    The areas protected include wildlife such as worms, seahorse and oyster.   Sand, tidal mud, rocky reefs and gravel will be protected.  Each as a role to play in the balance of nature. 

    The evidence about the importance of these new sites was gathered by volunteer divers who dive  for Seasearch, a programme co-ordinated by the Marine Conservation Society.    Divers spent hours diving very diverse seabed habitats to record the marine plants and animals living in our inshore seas.   There were extensive consultations with local fishermen too, and members of the public.

    This citizen science enabled groups such as the Marine Conservation Society to make a case for protecting many of these sites, and they will now be involved in developing management and monitoring plans for these newly protected areas.

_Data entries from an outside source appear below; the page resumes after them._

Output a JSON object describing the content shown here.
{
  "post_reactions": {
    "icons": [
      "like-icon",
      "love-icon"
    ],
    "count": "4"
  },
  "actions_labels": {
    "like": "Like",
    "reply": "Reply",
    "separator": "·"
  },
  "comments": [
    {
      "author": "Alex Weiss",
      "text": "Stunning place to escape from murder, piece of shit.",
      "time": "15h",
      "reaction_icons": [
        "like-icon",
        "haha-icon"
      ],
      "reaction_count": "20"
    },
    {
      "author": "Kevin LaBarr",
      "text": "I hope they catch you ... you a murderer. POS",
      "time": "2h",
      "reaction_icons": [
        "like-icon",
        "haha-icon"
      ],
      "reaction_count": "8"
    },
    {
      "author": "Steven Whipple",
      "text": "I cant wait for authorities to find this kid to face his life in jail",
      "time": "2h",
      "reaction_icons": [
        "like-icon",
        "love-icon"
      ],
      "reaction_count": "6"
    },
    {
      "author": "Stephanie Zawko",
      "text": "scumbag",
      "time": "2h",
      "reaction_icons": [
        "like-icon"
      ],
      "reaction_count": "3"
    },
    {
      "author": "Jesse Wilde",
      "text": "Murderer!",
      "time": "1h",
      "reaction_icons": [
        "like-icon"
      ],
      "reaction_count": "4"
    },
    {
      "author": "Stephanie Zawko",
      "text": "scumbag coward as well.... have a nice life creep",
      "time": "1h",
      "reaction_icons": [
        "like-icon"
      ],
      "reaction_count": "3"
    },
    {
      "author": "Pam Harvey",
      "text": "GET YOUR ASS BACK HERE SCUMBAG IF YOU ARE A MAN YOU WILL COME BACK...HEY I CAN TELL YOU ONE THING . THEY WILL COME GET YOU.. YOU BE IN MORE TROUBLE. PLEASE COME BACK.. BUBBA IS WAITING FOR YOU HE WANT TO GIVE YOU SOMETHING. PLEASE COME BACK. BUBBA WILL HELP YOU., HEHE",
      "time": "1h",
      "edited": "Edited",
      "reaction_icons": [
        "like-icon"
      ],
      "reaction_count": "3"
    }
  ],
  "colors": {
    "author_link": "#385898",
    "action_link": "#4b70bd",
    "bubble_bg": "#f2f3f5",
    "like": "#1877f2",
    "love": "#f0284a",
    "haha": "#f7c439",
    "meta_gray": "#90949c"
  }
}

    After all, protection must be active if it is to mean anything.  It’s no good allocating a protected status to an area if action isn’t taken to ensure that the area IS protected.

    Bodies such as the Marine Management Organisation and local Inshore Fisheries and Conservation Authorities will have the responsibility of ensuring that the zones are protected, working with local fishing communities and other organisations.

    The UK government has called for 30% of the world’s oceans to be protected by 2030.  It has co-chaired the creation of the Commonwealth Clean Ocean Alliance with Vanuatu. 

    Later this year, the government will publish an international strategy setting out more action to conserve the ocean and use it in a sustainable way.

    Meantime, its next step closer to home is to stop damaging activities in the Marine Protected Zones which affect wildlife.   Beam trawling, dredging for scallops and langoustines are among these – and surely there must be some action to stop some leisure activities, too. 

    But this is a great start, and the fact that citizen scientists (e.g. willing volunteers) and world-class marine scientists have worked together to contribute towards such an outcome is heart-warming.

    Watch this space!